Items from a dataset
-----

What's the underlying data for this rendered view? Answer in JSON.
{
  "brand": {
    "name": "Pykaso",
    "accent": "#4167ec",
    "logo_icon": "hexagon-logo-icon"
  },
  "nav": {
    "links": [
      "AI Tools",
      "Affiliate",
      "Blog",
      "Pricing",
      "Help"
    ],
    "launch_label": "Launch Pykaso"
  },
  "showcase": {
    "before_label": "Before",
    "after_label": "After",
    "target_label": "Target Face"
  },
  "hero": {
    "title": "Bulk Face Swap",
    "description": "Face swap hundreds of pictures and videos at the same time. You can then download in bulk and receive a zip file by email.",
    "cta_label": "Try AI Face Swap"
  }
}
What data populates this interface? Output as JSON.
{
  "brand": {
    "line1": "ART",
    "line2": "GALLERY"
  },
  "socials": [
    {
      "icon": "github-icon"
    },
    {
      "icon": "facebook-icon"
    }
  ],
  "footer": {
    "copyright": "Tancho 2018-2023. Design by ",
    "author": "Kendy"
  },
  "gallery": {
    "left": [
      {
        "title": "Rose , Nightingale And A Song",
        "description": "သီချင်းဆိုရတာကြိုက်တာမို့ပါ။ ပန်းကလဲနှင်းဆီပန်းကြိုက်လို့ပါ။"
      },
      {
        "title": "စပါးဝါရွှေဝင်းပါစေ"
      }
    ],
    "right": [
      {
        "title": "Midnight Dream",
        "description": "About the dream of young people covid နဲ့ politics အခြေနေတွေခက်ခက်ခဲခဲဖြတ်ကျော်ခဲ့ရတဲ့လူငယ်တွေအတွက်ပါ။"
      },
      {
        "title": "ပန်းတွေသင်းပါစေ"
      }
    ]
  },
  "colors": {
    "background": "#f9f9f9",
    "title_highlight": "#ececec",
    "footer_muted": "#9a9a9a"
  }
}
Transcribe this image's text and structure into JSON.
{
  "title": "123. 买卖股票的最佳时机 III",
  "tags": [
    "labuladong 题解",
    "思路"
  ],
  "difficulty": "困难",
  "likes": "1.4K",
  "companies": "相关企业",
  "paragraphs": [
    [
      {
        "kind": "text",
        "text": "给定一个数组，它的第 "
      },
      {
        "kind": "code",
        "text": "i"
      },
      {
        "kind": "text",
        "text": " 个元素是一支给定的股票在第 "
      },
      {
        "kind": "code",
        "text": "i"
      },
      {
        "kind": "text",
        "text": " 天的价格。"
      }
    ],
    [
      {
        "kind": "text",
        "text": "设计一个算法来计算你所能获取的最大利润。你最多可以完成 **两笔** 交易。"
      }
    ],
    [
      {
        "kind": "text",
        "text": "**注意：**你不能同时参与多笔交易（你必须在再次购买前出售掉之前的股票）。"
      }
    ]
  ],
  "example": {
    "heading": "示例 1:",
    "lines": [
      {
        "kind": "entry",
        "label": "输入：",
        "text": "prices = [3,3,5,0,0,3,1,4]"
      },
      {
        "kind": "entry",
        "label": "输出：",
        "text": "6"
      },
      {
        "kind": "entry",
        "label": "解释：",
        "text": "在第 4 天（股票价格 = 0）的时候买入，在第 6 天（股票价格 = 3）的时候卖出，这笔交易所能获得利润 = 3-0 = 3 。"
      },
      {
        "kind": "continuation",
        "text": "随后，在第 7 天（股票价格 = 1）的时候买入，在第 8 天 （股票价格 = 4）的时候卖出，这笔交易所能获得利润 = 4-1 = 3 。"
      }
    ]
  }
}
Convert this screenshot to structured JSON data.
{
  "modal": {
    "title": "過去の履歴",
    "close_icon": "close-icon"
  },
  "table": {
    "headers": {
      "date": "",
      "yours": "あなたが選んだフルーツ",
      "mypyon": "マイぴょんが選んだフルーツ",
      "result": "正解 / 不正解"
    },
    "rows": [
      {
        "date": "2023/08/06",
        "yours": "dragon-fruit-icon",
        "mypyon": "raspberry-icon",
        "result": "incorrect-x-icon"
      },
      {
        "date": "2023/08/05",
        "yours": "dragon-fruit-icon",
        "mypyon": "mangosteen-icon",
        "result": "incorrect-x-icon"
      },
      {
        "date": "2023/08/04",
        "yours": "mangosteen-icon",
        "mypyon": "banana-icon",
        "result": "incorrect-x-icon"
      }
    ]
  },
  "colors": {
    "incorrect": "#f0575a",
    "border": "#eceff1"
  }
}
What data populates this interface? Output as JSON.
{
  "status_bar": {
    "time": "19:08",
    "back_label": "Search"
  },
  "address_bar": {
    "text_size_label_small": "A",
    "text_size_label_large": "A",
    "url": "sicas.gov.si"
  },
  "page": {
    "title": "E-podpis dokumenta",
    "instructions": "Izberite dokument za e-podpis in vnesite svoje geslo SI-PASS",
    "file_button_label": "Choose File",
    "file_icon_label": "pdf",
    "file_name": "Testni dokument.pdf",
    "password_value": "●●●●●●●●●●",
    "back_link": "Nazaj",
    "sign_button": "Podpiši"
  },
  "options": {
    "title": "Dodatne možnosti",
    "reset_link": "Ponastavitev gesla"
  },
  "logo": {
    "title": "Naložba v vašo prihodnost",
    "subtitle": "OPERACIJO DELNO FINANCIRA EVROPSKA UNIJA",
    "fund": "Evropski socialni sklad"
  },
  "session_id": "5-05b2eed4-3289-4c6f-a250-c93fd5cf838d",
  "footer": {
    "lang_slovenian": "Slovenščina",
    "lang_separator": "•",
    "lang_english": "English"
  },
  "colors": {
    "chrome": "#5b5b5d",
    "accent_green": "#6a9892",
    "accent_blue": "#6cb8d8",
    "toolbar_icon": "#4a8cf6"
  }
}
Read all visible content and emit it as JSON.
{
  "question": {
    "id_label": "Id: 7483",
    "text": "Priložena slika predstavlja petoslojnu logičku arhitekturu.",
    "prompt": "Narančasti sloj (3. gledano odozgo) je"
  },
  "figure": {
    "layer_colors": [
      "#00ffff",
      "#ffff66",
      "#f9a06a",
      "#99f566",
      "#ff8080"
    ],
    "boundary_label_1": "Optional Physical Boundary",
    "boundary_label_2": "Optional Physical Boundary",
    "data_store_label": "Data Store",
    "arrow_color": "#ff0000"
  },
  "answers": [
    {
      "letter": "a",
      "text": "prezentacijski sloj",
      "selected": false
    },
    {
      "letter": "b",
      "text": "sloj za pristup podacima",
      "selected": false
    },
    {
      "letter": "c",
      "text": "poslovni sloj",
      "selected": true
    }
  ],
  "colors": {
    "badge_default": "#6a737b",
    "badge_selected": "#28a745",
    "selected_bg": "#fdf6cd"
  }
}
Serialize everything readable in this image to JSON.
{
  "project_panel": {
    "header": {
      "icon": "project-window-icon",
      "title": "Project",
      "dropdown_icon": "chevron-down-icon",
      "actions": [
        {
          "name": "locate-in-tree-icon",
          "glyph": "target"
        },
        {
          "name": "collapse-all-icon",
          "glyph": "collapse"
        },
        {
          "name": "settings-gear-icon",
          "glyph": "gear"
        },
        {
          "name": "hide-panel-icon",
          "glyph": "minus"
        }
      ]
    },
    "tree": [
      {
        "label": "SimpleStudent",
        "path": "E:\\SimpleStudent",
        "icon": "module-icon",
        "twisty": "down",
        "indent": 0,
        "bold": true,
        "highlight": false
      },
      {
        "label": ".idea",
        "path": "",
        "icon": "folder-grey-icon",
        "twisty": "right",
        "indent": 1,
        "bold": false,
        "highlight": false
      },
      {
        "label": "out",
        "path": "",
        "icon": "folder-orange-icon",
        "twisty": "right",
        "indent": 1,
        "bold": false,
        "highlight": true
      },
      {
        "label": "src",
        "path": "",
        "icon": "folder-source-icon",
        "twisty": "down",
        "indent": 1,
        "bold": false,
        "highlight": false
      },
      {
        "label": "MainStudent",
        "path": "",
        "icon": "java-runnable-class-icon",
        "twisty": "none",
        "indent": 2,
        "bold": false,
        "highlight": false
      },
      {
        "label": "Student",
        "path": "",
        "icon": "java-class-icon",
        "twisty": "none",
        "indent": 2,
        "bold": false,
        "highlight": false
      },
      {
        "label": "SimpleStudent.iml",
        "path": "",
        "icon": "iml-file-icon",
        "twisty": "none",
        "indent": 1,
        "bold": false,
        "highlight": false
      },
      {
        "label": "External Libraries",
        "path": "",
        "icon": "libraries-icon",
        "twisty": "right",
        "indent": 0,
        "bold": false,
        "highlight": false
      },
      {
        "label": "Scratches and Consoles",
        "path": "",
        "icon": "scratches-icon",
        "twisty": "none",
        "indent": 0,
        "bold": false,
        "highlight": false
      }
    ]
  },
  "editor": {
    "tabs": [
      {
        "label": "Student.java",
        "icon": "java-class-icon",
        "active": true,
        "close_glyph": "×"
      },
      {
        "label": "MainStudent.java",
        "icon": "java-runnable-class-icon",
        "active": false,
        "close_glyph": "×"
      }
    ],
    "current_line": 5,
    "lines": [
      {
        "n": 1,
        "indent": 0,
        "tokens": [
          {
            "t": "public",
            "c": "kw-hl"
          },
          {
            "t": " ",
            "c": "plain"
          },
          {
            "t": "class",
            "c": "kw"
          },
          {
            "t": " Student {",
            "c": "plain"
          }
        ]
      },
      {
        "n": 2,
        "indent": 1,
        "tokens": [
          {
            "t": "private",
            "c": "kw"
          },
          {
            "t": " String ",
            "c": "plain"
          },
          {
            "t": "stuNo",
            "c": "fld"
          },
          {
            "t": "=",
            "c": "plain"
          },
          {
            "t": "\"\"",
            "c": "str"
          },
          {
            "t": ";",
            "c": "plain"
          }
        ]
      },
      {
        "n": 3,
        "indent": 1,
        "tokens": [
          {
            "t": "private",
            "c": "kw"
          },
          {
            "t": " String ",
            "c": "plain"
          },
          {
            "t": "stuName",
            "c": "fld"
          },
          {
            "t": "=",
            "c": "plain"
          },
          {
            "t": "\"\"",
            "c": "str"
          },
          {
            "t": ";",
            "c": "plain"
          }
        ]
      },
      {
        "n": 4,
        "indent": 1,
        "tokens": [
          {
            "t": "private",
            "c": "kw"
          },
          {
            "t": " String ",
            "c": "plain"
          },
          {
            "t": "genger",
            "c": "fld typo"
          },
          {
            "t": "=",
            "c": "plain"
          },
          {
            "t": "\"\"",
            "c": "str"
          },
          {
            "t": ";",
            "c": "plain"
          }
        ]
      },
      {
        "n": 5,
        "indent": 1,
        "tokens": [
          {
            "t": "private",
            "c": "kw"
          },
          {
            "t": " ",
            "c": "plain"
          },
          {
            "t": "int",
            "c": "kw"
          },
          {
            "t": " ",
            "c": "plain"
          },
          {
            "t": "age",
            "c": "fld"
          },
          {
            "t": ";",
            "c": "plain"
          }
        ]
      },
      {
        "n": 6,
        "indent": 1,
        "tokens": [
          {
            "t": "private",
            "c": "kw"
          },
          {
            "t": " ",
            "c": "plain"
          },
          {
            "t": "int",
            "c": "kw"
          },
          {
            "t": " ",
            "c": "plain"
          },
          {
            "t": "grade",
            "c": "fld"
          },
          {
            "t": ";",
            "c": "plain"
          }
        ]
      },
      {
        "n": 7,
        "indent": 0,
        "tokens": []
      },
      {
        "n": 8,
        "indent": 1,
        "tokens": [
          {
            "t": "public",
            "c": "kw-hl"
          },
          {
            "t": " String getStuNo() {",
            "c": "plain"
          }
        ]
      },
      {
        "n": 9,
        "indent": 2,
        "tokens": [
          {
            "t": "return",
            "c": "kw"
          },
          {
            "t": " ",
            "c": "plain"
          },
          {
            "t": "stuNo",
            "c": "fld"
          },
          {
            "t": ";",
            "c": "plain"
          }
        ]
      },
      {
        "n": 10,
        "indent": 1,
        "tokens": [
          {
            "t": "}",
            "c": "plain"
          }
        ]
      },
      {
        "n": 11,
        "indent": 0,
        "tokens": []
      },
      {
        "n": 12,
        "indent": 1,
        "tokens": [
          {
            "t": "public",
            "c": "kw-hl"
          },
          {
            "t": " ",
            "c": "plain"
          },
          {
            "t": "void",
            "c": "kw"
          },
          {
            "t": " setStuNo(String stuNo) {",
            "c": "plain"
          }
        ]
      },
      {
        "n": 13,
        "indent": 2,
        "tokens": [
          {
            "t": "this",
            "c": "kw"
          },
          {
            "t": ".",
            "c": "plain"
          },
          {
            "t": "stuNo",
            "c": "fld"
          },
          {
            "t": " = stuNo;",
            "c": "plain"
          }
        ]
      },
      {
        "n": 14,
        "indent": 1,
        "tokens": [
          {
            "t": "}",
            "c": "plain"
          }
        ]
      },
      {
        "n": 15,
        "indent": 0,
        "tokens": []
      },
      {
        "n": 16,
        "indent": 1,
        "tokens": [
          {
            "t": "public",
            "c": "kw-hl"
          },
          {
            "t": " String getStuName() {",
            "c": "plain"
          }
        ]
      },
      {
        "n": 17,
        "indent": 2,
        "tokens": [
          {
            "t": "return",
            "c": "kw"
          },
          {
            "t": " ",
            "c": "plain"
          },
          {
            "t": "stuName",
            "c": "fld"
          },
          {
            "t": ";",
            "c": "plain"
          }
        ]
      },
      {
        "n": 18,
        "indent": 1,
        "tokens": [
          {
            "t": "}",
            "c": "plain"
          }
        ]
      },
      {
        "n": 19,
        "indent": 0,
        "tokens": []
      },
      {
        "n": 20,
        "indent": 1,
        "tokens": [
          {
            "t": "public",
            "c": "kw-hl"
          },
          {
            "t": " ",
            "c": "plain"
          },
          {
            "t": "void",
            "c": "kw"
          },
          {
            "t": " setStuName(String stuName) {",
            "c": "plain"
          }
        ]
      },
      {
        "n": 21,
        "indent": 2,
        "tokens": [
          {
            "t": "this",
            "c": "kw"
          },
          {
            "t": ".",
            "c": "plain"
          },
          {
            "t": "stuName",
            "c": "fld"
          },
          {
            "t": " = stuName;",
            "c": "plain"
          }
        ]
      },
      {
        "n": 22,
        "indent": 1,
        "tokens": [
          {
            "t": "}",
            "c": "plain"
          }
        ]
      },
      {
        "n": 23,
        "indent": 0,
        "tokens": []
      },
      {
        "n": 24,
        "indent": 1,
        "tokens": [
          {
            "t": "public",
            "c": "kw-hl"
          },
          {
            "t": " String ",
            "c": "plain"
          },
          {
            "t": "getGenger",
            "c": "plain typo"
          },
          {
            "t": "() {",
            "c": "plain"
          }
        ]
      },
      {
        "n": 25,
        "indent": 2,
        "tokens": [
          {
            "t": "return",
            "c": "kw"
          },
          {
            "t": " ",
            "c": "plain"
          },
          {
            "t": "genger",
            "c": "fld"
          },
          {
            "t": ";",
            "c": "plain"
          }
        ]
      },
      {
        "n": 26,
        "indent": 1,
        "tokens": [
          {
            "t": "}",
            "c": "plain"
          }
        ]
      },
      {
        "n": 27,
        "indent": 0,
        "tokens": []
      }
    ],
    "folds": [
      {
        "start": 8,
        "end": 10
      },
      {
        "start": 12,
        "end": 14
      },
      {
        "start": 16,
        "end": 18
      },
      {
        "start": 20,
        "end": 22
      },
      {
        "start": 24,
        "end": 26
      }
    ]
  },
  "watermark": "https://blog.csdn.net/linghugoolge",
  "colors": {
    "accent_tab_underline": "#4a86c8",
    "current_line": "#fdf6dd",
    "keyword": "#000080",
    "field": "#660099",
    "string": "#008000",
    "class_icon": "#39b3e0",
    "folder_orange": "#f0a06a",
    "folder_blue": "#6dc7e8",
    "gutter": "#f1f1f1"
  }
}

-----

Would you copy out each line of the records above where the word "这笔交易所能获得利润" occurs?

        "text": "在第 4 天（股票价格 = 0）的时候买入，在第 6 天（股票价格 = 3）的时候卖出，这笔交易所能获得利润 = 3-0 = 3 。"
        "text": "随后，在第 7 天（股票价格 = 1）的时候买入，在第 8 天 （股票价格 = 4）的时候卖出，这笔交易所能获得利润 = 4-1 = 3 。"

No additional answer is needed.